  • “Our New Gold: Golden Age Spanish Monologues Reinterpreted,” submitted by Jasmine Lew, a junior from Fremont, California, in collaboration with students Marcos Crespo, a sophomore from Guaynabo, Puerto Rico, and Fiona Hansen, a senior from Groveport, Ohio, and faculty member Glenda Nieto-Cuebas, Ph.D., associate professor of modern foreign languages. The digital media project will combine the fields of Spanish and theatre, with students translating Spanish theatrical texts and adapting them to heighten their focus on social issues. The spring semester project will enable students to “work with professional artists and scholars, take workshops, improve their Spanish language skills, acquire new theatrical experience, and develop managerial skills,” says Lew, a theatre education major and Spanish minor.
  • “Advancement in Data Analytics,” submitted by Alex Riess, a junior from Dayton, Ohio. Riess will use his OWU Connection grant to attend the Summer Program in Quantitative Methods of Social Research at the Inter-University Consortium for Political and Social Research (ICPSR), part of the University of Michigan. Held in July and August, the program will allow Riess, a data analytics major, to “expand my analytical skills and complete my research to share with others.”
  • “Video Game Genres and Emotional Intelligence,” submitted by Omar Santiagonunez Ahumada, a senior from Metepec, Mexico, with Harika Vandrasi, a sophomore from Dublin, Ohio. Their research will explore how video game consumers evaluate their own emotional intelligence (EQ) and how their media consumption relates to this aspect of their personality. The research will involve high school and college-age students. “We hypothesize that individuals with strong perceived emotional intelligence will evaluate correctly their emotions and will seek out tailored gratification from video game play,” says Santiagonunez Ahumada, a neuroscience and biochemistry double major and biology minor.
  • “Techniques for Performing Shakespeare Outdoors,” submitted by faculty member Bradford Sadler, M.F.A., a theatre and dance instructor. Sadler, a 2005 OWU graduate, will work with 15 current students to introduce them to tools designed to develop their skills when performing Shakespeare outdoors. They will use their newfound skills during a spring semester theatre production, an updated version of “Twelfth Night,” reimagined by Sadler for modern times.
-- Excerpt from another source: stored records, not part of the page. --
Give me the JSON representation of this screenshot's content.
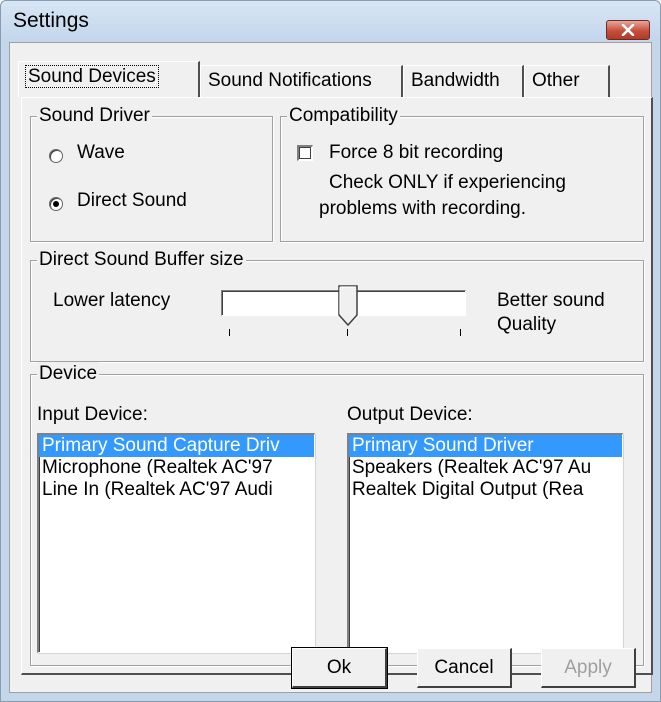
{
  "window": {
    "title": "Settings"
  },
  "tabs": [
    {
      "label": "Sound Devices",
      "active": true
    },
    {
      "label": "Sound Notifications",
      "active": false
    },
    {
      "label": "Bandwidth",
      "active": false
    },
    {
      "label": "Other",
      "active": false
    }
  ],
  "sound_driver": {
    "title": "Sound Driver",
    "options": [
      {
        "label": "Wave",
        "selected": false
      },
      {
        "label": "Direct Sound",
        "selected": true
      }
    ]
  },
  "compatibility": {
    "title": "Compatibility",
    "checkbox_label": "Force 8 bit recording",
    "checked": false,
    "note_line1": "Check ONLY if experiencing",
    "note_line2": "problems with recording."
  },
  "buffer": {
    "title": "Direct Sound Buffer size",
    "left_label": "Lower latency",
    "right_label_line1": "Better sound",
    "right_label_line2": "Quality",
    "slider_position_fraction": 0.5,
    "tick_count": 3
  },
  "device": {
    "title": "Device",
    "input_label": "Input Device:",
    "output_label": "Output Device:",
    "input_items": [
      {
        "label": "Primary Sound Capture Driv",
        "selected": true
      },
      {
        "label": "Microphone (Realtek AC'97",
        "selected": false
      },
      {
        "label": "Line In (Realtek AC'97 Audi",
        "selected": false
      }
    ],
    "output_items": [
      {
        "label": "Primary Sound Driver",
        "selected": true
      },
      {
        "label": "Speakers (Realtek AC'97 Au",
        "selected": false
      },
      {
        "label": "Realtek Digital Output (Rea",
        "selected": false
      }
    ]
  },
  "buttons": {
    "ok": "Ok",
    "cancel": "Cancel",
    "apply": "Apply"
  },
  "colors": {
    "selection": "#3399ff",
    "close_button": "#c74e3a",
    "titlebar": "#c4d6ea"
  },
  "icons": {
    "close": "close-x-icon"
  }
}
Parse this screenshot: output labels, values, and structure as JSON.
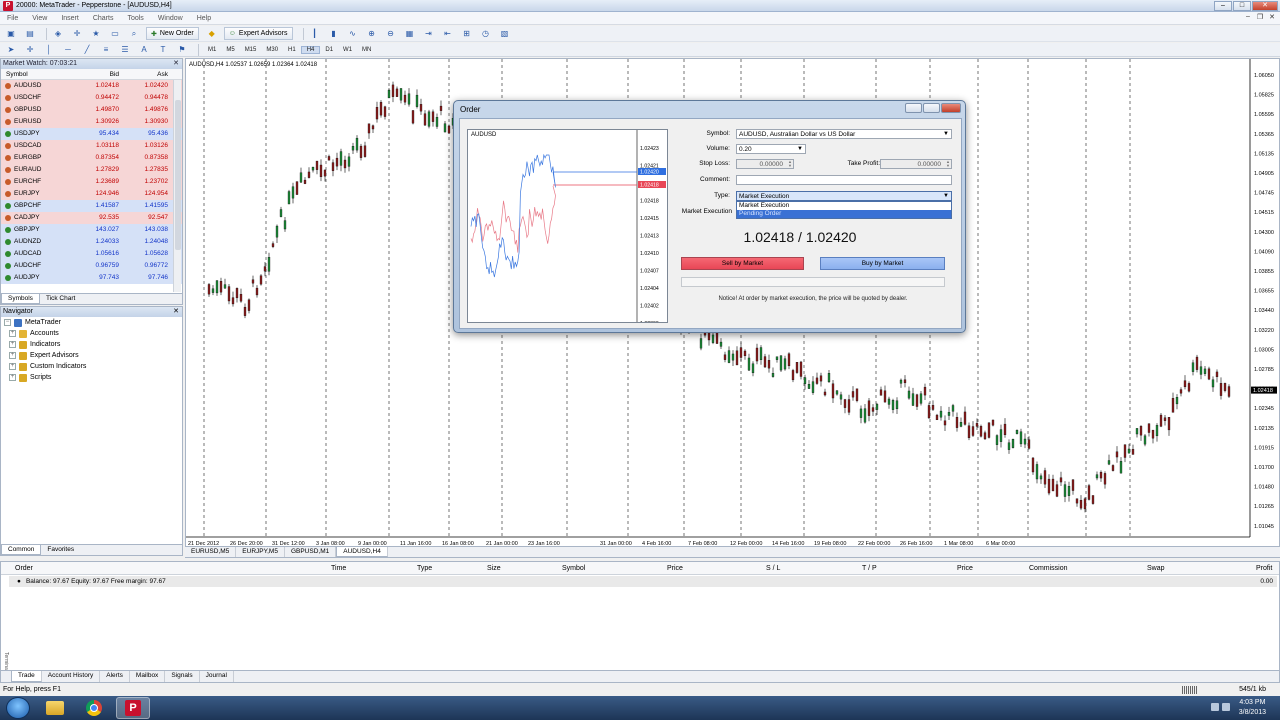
{
  "window": {
    "title": "20000: MetaTrader - Pepperstone - [AUDUSD,H4]"
  },
  "menu": [
    "File",
    "View",
    "Insert",
    "Charts",
    "Tools",
    "Window",
    "Help"
  ],
  "toolbar": {
    "new_order": "New Order",
    "expert_advisors": "Expert Advisors"
  },
  "timeframes": [
    "M1",
    "M5",
    "M15",
    "M30",
    "H1",
    "H4",
    "D1",
    "W1",
    "MN"
  ],
  "market_watch": {
    "title": "Market Watch: 07:03:21",
    "headers": [
      "Symbol",
      "Bid",
      "Ask"
    ],
    "rows": [
      {
        "symbol": "AUDUSD",
        "bid": "1.02418",
        "ask": "1.02420",
        "dir": "down"
      },
      {
        "symbol": "USDCHF",
        "bid": "0.94472",
        "ask": "0.94478",
        "dir": "down"
      },
      {
        "symbol": "GBPUSD",
        "bid": "1.49870",
        "ask": "1.49876",
        "dir": "down"
      },
      {
        "symbol": "EURUSD",
        "bid": "1.30926",
        "ask": "1.30930",
        "dir": "down"
      },
      {
        "symbol": "USDJPY",
        "bid": "95.434",
        "ask": "95.436",
        "dir": "up"
      },
      {
        "symbol": "USDCAD",
        "bid": "1.03118",
        "ask": "1.03126",
        "dir": "down"
      },
      {
        "symbol": "EURGBP",
        "bid": "0.87354",
        "ask": "0.87358",
        "dir": "down"
      },
      {
        "symbol": "EURAUD",
        "bid": "1.27829",
        "ask": "1.27835",
        "dir": "down"
      },
      {
        "symbol": "EURCHF",
        "bid": "1.23689",
        "ask": "1.23702",
        "dir": "down"
      },
      {
        "symbol": "EURJPY",
        "bid": "124.946",
        "ask": "124.954",
        "dir": "down"
      },
      {
        "symbol": "GBPCHF",
        "bid": "1.41587",
        "ask": "1.41595",
        "dir": "up"
      },
      {
        "symbol": "CADJPY",
        "bid": "92.535",
        "ask": "92.547",
        "dir": "down"
      },
      {
        "symbol": "GBPJPY",
        "bid": "143.027",
        "ask": "143.038",
        "dir": "up"
      },
      {
        "symbol": "AUDNZD",
        "bid": "1.24033",
        "ask": "1.24048",
        "dir": "up"
      },
      {
        "symbol": "AUDCAD",
        "bid": "1.05616",
        "ask": "1.05628",
        "dir": "up"
      },
      {
        "symbol": "AUDCHF",
        "bid": "0.96759",
        "ask": "0.96772",
        "dir": "up"
      },
      {
        "symbol": "AUDJPY",
        "bid": "97.743",
        "ask": "97.746",
        "dir": "up"
      }
    ],
    "tabs": [
      "Symbols",
      "Tick Chart"
    ]
  },
  "navigator": {
    "title": "Navigator",
    "root": "MetaTrader",
    "items": [
      "Accounts",
      "Indicators",
      "Expert Advisors",
      "Custom Indicators",
      "Scripts"
    ],
    "tabs": [
      "Common",
      "Favorites"
    ]
  },
  "chart": {
    "info": "AUDUSD,H4  1.02537 1.02659 1.02364 1.02418",
    "price_labels": [
      "1.06050",
      "1.05825",
      "1.05595",
      "1.05365",
      "1.05135",
      "1.04905",
      "1.04745",
      "1.04515",
      "1.04300",
      "1.04090",
      "1.03855",
      "1.03655",
      "1.03440",
      "1.03220",
      "1.03005",
      "1.02785",
      "1.02418",
      "1.02345",
      "1.02135",
      "1.01915",
      "1.01700",
      "1.01480",
      "1.01265",
      "1.01045"
    ],
    "date_labels": [
      "21 Dec 2012",
      "26 Dec 20:00",
      "31 Dec 12:00",
      "3 Jan 08:00",
      "9 Jan 00:00",
      "11 Jan 16:00",
      "16 Jan 08:00",
      "21 Jan 00:00",
      "23 Jan 16:00",
      "31 Jan 00:00",
      "4 Feb 16:00",
      "7 Feb 08:00",
      "12 Feb 00:00",
      "14 Feb 16:00",
      "19 Feb 08:00",
      "22 Feb 00:00",
      "26 Feb 16:00",
      "1 Mar 08:00",
      "6 Mar 00:00"
    ],
    "tabs": [
      "EURUSD,M5",
      "EURJPY,M5",
      "GBPUSD,M1",
      "AUDUSD,H4"
    ],
    "current_price": "1.02418"
  },
  "order_dialog": {
    "title": "Order",
    "mini_chart_symbol": "AUDUSD",
    "mini_prices": [
      "1.02423",
      "1.02421",
      "1.02420",
      "1.02418",
      "1.02415",
      "1.02413",
      "1.02410",
      "1.02407",
      "1.02404",
      "1.02402",
      "1.02399"
    ],
    "symbol_label": "Symbol:",
    "symbol_value": "AUDUSD, Australian Dollar vs US Dollar",
    "volume_label": "Volume:",
    "volume_value": "0.20",
    "stoploss_label": "Stop Loss:",
    "stoploss_value": "0.00000",
    "takeprofit_label": "Take Profit:",
    "takeprofit_value": "0.00000",
    "comment_label": "Comment:",
    "type_label": "Type:",
    "type_value": "Market Execution",
    "type_options": [
      "Market Execution",
      "Pending Order"
    ],
    "execution_label": "Market Execution",
    "quote": "1.02418 / 1.02420",
    "sell_label": "Sell by Market",
    "buy_label": "Buy by Market",
    "notice": "Notice! At order by market execution, the price will be quoted by dealer."
  },
  "terminal": {
    "headers": [
      "Order",
      "Time",
      "Type",
      "Size",
      "Symbol",
      "Price",
      "S / L",
      "T / P",
      "Price",
      "Commission",
      "Swap",
      "Profit"
    ],
    "balance_text": "Balance: 97.67  Equity: 97.67  Free margin: 97.67",
    "balance_profit": "0.00",
    "side_label": "Terminal",
    "tabs": [
      "Trade",
      "Account History",
      "Alerts",
      "Mailbox",
      "Signals",
      "Journal"
    ]
  },
  "statusbar": {
    "help": "For Help, press F1",
    "kb": "545/1 kb"
  },
  "taskbar": {
    "time": "4:03 PM",
    "date": "3/8/2013"
  },
  "colors": {
    "down_row": "#f6d6d6",
    "up_row": "#d5e1f7",
    "sell": "#e84656",
    "buy": "#8bb0ee",
    "bid_line": "#e84656",
    "ask_line": "#2f6fe0"
  }
}
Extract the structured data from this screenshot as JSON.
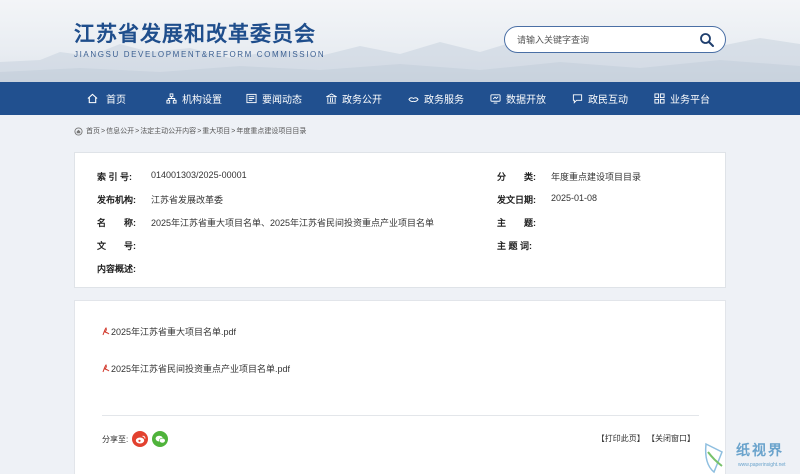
{
  "header": {
    "title_cn": "江苏省发展和改革委员会",
    "title_en": "JIANGSU DEVELOPMENT&REFORM COMMISSION",
    "search_placeholder": "请输入关键字查询"
  },
  "nav": [
    {
      "label": "首页",
      "icon": "home-icon"
    },
    {
      "label": "机构设置",
      "icon": "org-icon"
    },
    {
      "label": "要闻动态",
      "icon": "news-icon"
    },
    {
      "label": "政务公开",
      "icon": "building-icon"
    },
    {
      "label": "政务服务",
      "icon": "service-icon"
    },
    {
      "label": "数据开放",
      "icon": "data-icon"
    },
    {
      "label": "政民互动",
      "icon": "chat-icon"
    },
    {
      "label": "业务平台",
      "icon": "grid-icon"
    }
  ],
  "breadcrumb": [
    "首页",
    "信息公开",
    "法定主动公开内容",
    "重大项目",
    "年度重点建设项目目录"
  ],
  "meta": {
    "index_label": "索 引 号:",
    "index_value": "014001303/2025-00001",
    "category_label": "分　　类:",
    "category_value": "年度重点建设项目目录",
    "issuer_label": "发布机构:",
    "issuer_value": "江苏省发展改革委",
    "date_label": "发文日期:",
    "date_value": "2025-01-08",
    "name_label": "名　　称:",
    "name_value": "2025年江苏省重大项目名单、2025年江苏省民间投资重点产业项目名单",
    "subject_label": "主　　题:",
    "subject_value": "",
    "docno_label": "文　　号:",
    "docno_value": "",
    "keywords_label": "主 题 词:",
    "keywords_value": "",
    "summary_label": "内容概述:",
    "summary_value": ""
  },
  "files": [
    {
      "name": "2025年江苏省重大项目名单.pdf",
      "icon": "pdf-icon"
    },
    {
      "name": "2025年江苏省民间投资重点产业项目名单.pdf",
      "icon": "pdf-icon"
    }
  ],
  "share_label": "分享至:",
  "actions": {
    "print": "【打印此页】",
    "close": "【关闭窗口】"
  },
  "watermark": {
    "text": "纸视界",
    "sub": "www.paperinsight.net"
  }
}
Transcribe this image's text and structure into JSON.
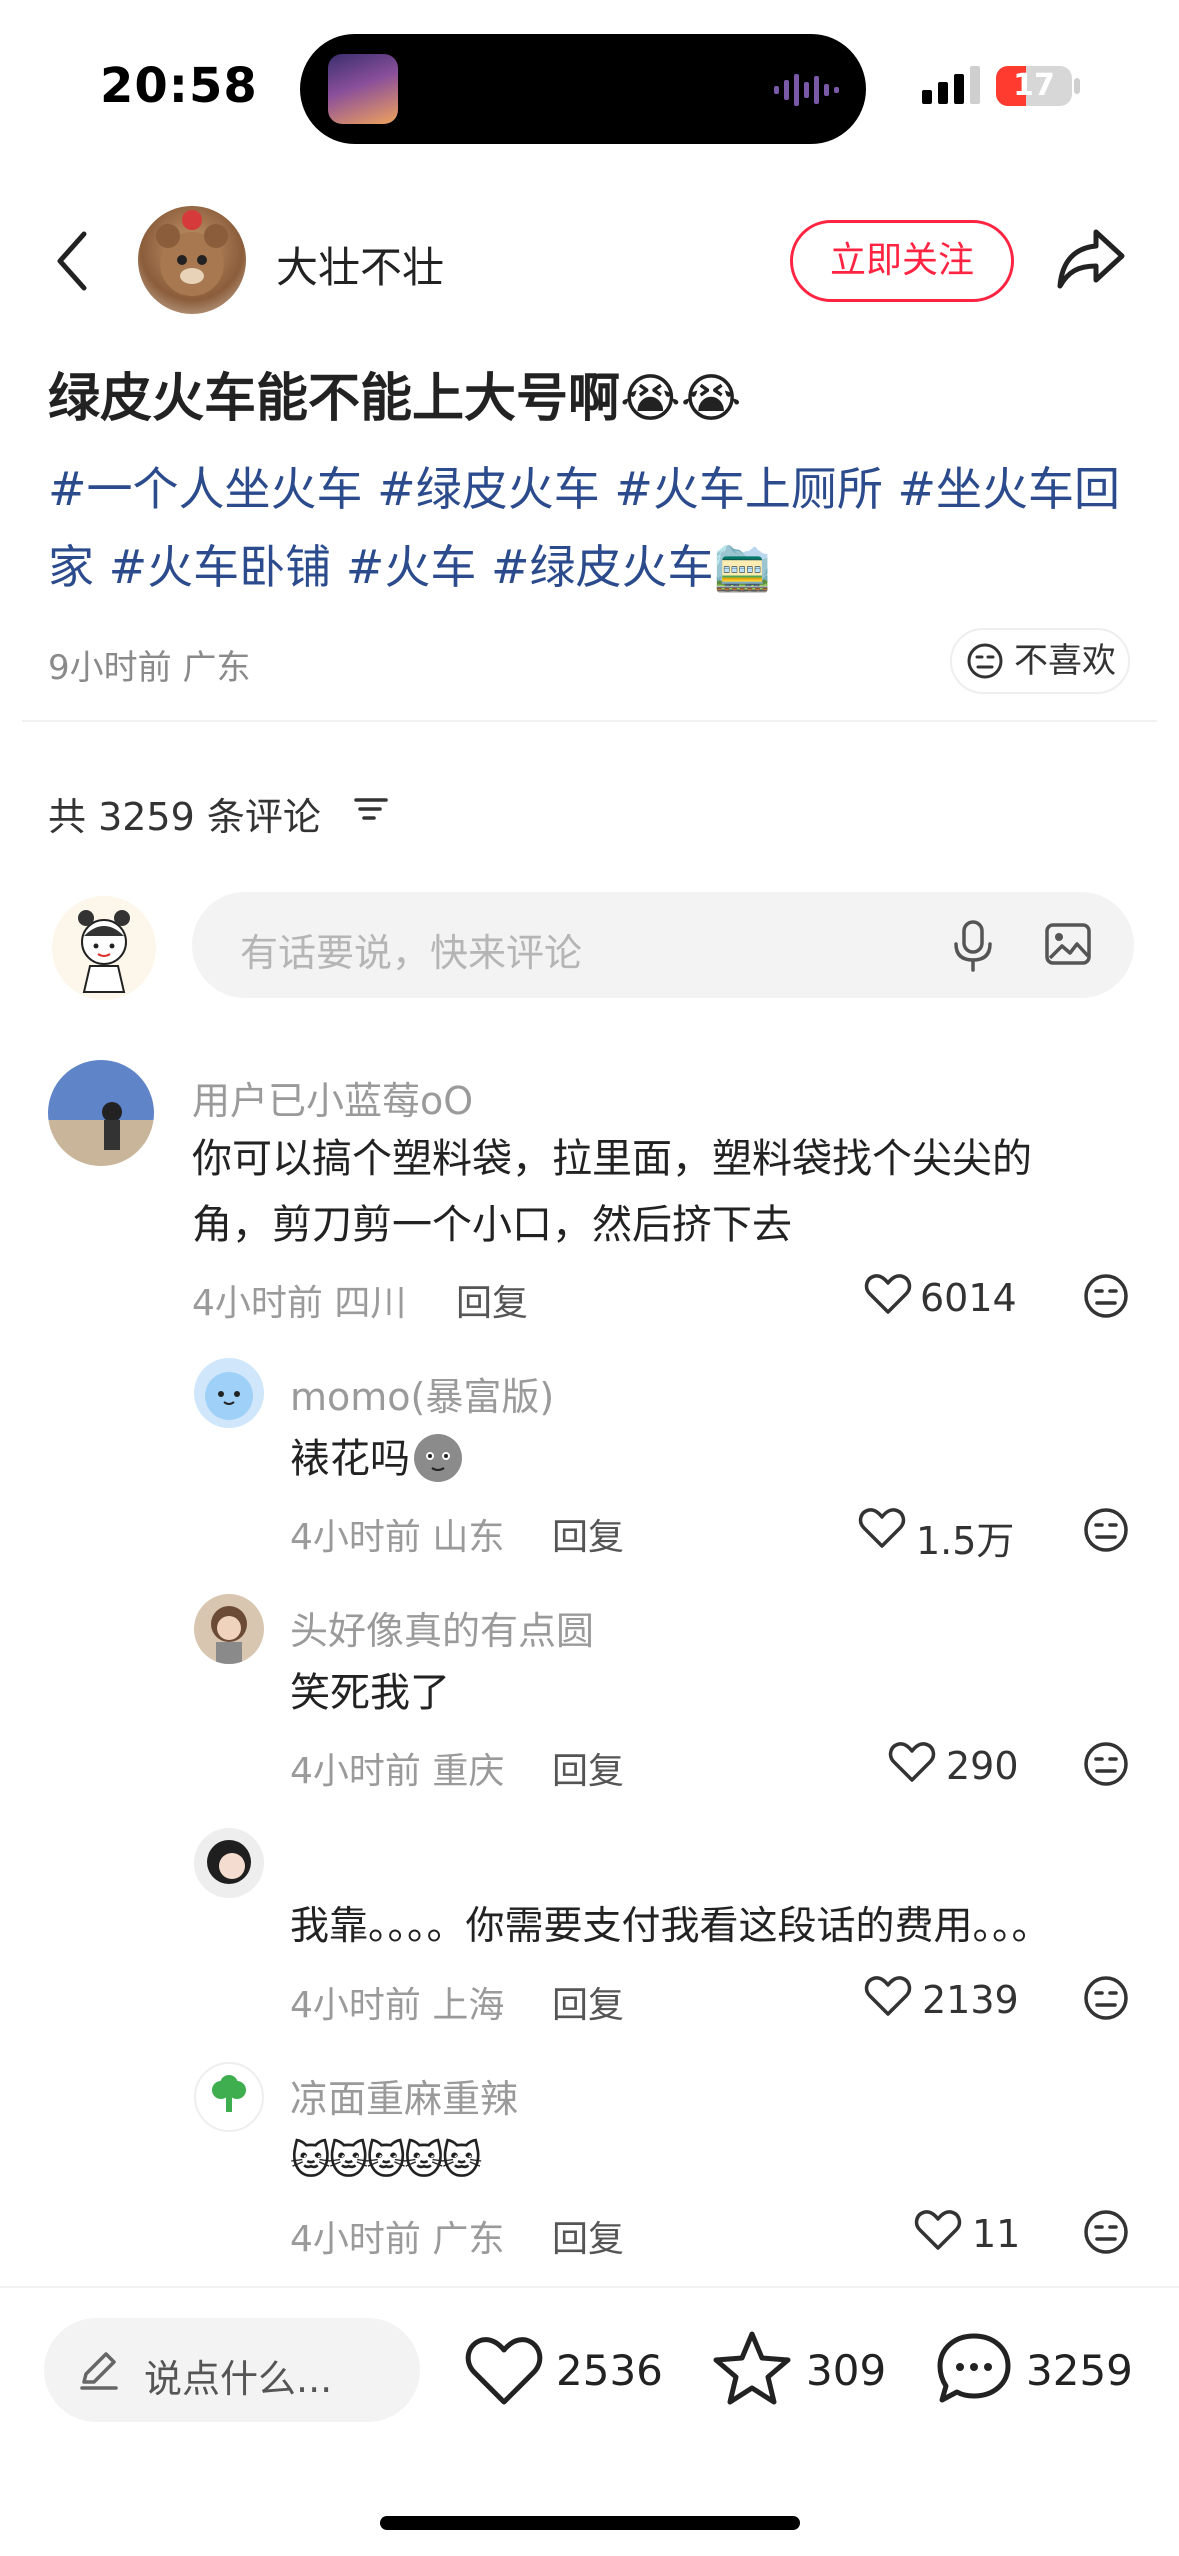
{
  "status": {
    "time": "20:58",
    "battery": "17"
  },
  "header": {
    "author": "大壮不壮",
    "follow_label": "立即关注"
  },
  "post": {
    "title": "绿皮火车能不能上大号啊😭😭",
    "tags_line1": "#一个人坐火车 #绿皮火车 #火车上厕所 #坐火车回",
    "tags_line2": "家 #火车卧铺 #火车 #绿皮火车🚞",
    "meta": "9小时前 广东",
    "dislike_label": "不喜欢"
  },
  "comments_header": {
    "count_label": "共 3259 条评论"
  },
  "comment_input": {
    "placeholder": "有话要说，快来评论"
  },
  "comments": [
    {
      "user": "用户已小蓝莓oO",
      "text1": "你可以搞个塑料袋，拉里面，塑料袋找个尖尖的",
      "text2": "角，剪刀剪一个小口，然后挤下去",
      "meta": "4小时前 四川",
      "reply": "回复",
      "likes": "6014"
    },
    {
      "user": "momo(暴富版)",
      "text1": "裱花吗",
      "meta": "4小时前 山东",
      "reply": "回复",
      "likes": "1.5万"
    },
    {
      "user": "头好像真的有点圆",
      "text1": "笑死我了",
      "meta": "4小时前 重庆",
      "reply": "回复",
      "likes": "290"
    },
    {
      "user": "",
      "text1": "我靠。。。。你需要支付我看这段话的费用。。。",
      "meta": "4小时前 上海",
      "reply": "回复",
      "likes": "2139"
    },
    {
      "user": "凉面重麻重辣",
      "text1": "🐱🐱🐱🐱🐱",
      "meta": "4小时前 广东",
      "reply": "回复",
      "likes": "11"
    }
  ],
  "bottom_bar": {
    "say_placeholder": "说点什么...",
    "likes": "2536",
    "collects": "309",
    "comments": "3259"
  },
  "colors": {
    "accent": "#ff2442",
    "tag": "#2b4b8c"
  }
}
After the students complete The OWU Connection experiences, they will prepare reports and presentations based on their objectives and experiences, with many presenting at the annual Student Symposium in the spring.

In addition to Theory-to-Practice Grants, The OWU Connection includes Travel-Learning Courses, mentored research, internships, and more. Learn more at owu.edu/connection.


Founded in 1842, Ohio Wesleyan University is one of the nation’s premier liberal arts universities. Located in Delaware, Ohio, the private university offers more undergraduate majors than many universities its size and competes in 24 NCAA Division III varsity sports. Through its signature program, The OWU Connection, Ohio Wesleyan teaches students to integrate knowledge across disciplines, build a diverse and global perspective, and apply knowledge in real-world settings. Ohio Wesleyan is featured in the book “Colleges That Change Lives” and included on the U.S. News & World Report and Princeton Review “best colleges” lists. Learn more at owu.edu.